Some guys from Yes Theory challenged Will Smith to helicopter bungee. This is his response. What would you say?
Yes Theory incidentally is a You Tube channel run by four guys with an interesting, positive and mildly eccentric approach to life. I kind of admire them.
A piece of comedy brilliance that reminds us how absurd some aspects of life have become.

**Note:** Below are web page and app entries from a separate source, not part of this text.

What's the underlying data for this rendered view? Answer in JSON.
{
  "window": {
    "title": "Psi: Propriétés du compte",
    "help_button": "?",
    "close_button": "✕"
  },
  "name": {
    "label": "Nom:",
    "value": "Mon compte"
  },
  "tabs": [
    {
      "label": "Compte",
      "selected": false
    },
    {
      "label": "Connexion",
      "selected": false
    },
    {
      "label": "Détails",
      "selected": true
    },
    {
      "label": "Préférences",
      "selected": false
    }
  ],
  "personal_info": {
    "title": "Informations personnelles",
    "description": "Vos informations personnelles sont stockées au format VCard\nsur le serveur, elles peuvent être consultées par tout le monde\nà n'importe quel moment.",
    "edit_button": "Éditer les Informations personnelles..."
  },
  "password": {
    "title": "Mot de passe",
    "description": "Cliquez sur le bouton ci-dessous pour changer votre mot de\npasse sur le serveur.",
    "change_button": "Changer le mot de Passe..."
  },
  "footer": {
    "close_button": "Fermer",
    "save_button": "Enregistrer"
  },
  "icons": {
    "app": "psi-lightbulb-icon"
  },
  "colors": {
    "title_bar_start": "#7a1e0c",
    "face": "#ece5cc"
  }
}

In common with most, I have enjoyed seeing pictures and reading about the adventures and interesting journeys and holidays of friends over the past couple of months. The pictures, video links and stories have poured in from all over the world. You know what I mean. While I celebrate and enjoy such tales I have enjoyed no such adventures and was beginning to feel a wee bit left out so I seized the moment over the Bank Holiday Weekend and declared it Crumble Time. I went then, without any hesitation or debate, all the way to Whitsbury in the New Forest and then Churt in Surrey.
Now, to some global travellers, Whitsbury and Churt may not seem very adventurous. They aren't. Here though is the thing.
My kind hosts in the New Forest threw just a fabulous evening party which had the magnetic appeal of being characterised with a guest list full of old Army chums and others, who I had not met before, but all of whom were interesting people doing interesting things. Equally, my very kind hosts the next day, in Churt, threw a super lunchtime party which was joyful in that it transcended the generations. While I met many old friends, I also met new folk both old and young. Chatting with some of the newly qualified doctors at the party confirmed a consistent theme in my experience and on this blog. Disregard everything you hear about this generation which is disparaging. They are smarter, more worldly and more interesting than ever we fossils were. I rejoice in that. We can celebrate that whatever else we mucked up we got one thing right. Obviously, they don't know everything.... as one old boss once said to me.... 'I taught you everything you know.... but not everything I know.'
The takeaway here, for me at least, was a reminder that it isn't what you do or where you do it; it's who you do it with which remains etched on the memory.
How special indeed are friends?